The Post and the Portland Jewish community were quite active from the 1930s to the 1980s. Synagogues were full weekly, as well as for holidays and special events. After years of fundraising and planning by the Young Women's Hebrew Association, the Jewish Home for the Aged, now The Cedars, opened its doors in 1929. The Jewish Community Center purchased its new building on Cumberland Avenue in 1938 and was buzzing with community enterprises. Zionist, civic and literary groups proliferated.
The Cousins Post held flag dedications, Memorial Day worship services, and sponsored community events such as Yom HaAtzmaut, Israeli Independence Day. In May 1936, the Post sponsored the first memorial service for Jews who served in the Army and Navy.

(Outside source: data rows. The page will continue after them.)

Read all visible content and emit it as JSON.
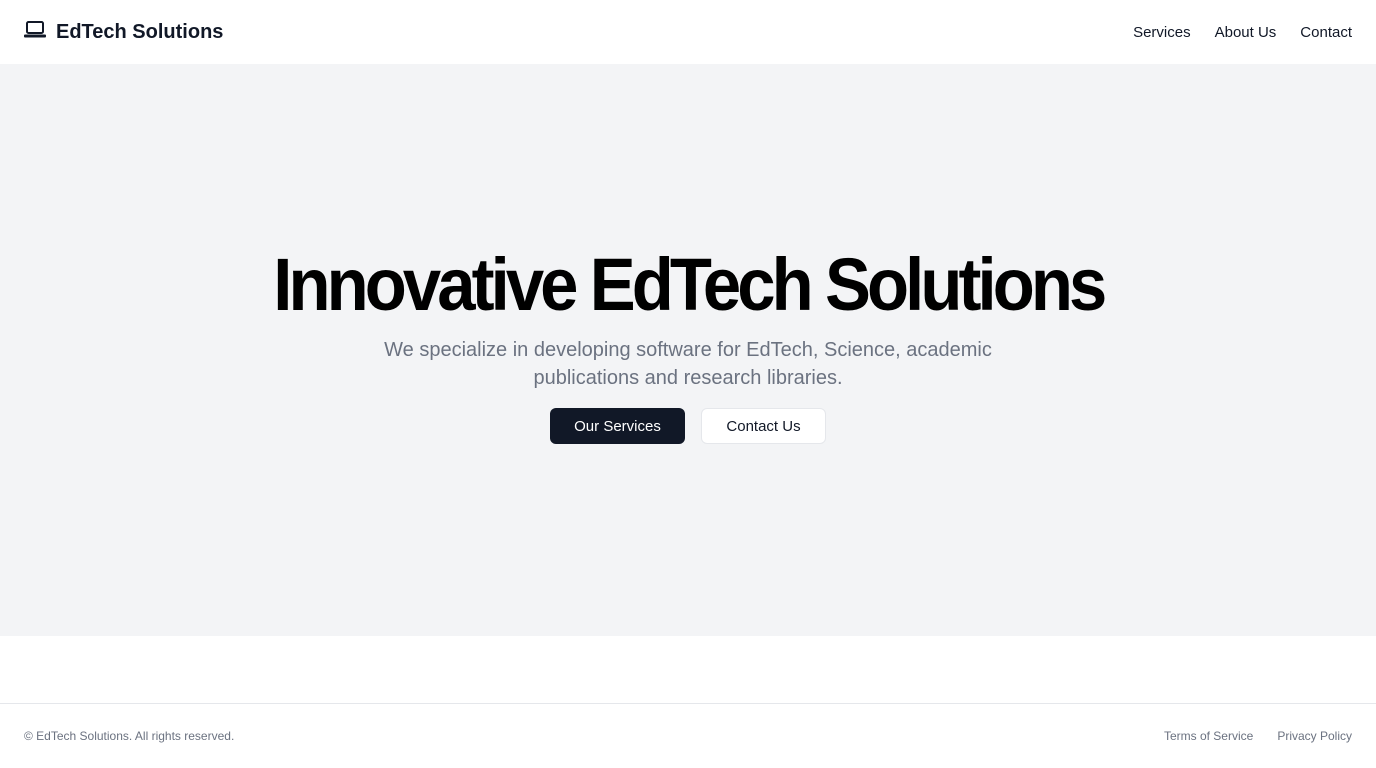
{
  "header": {
    "brand": "EdTech Solutions",
    "brand_icon": "laptop-icon",
    "nav": [
      {
        "label": "Services"
      },
      {
        "label": "About Us"
      },
      {
        "label": "Contact"
      }
    ]
  },
  "hero": {
    "title": "Innovative EdTech Solutions",
    "subtitle": "We specialize in developing software for EdTech, Science, academic publications and research libraries.",
    "primary_button": "Our Services",
    "secondary_button": "Contact Us"
  },
  "footer": {
    "copyright": "© EdTech Solutions. All rights reserved.",
    "links": [
      {
        "label": "Terms of Service"
      },
      {
        "label": "Privacy Policy"
      }
    ]
  }
}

Attorney Jacob H. Berman spoke on behalf of the Post and Rabbi Mendel Lewittes was the officiant.
Meyer and Hilda Davis family, 1942
Item Contributed by
Raymond H. Fogler Library
Also in May 1936, an auxiliary was formed with Mrs. Maurice Davis as president. Among other projects, the group developed an extensive hospital service for veterans at the Portsmouth Naval Hospital in Kittery and the Marine Hospital in Portland.
Like many veterans' organizations, the membership of the Cousins Post – the last JWV post in Maine – is dwindling. Three men remain active.
James "Jim" Friedlander left home at the age of sixteen and joined the Navy at seventeen. Many years later, at the age of eighty-nine, he is commander of the Cousins Post. In recent years, Friedlander and the current Quartermaster, Melvin "Mel" Stone, ninety-five, have been the twin engines of the group. Stone was a leader of the post for many years, especially in the 1980s and 1990s. They have both been active in different capacities for decades and are still going strong.
Another active member is CAPT Lee Tabenken, USN (ret). Following flight training, Capt. Tabenken was awarded his pilot wings in July 1984. Over the next 30 years, as a Navy pilot he served in support of Naval operations throughout the world including support of 6th fleets assets, the Worldwide Military Command System, Operations Allied Force, Noble Eagle, and Enduring Freedom. In 2010 he also completed a three year tour in the Office of Chief of Naval Operations.
The Post no longer sponsors community activities. It likely will be decommissioned when the remaining active members step down.
1. Band, B. 1955. Portland Jewry: Its Growth and Development. Portland, ME Jewish Historical Society, p.58.
2. Jewish War Veterans of the United States of America website. www.jwv.org 2016.
3. Portland Press Herald. Portland, ME, September 23, 1935.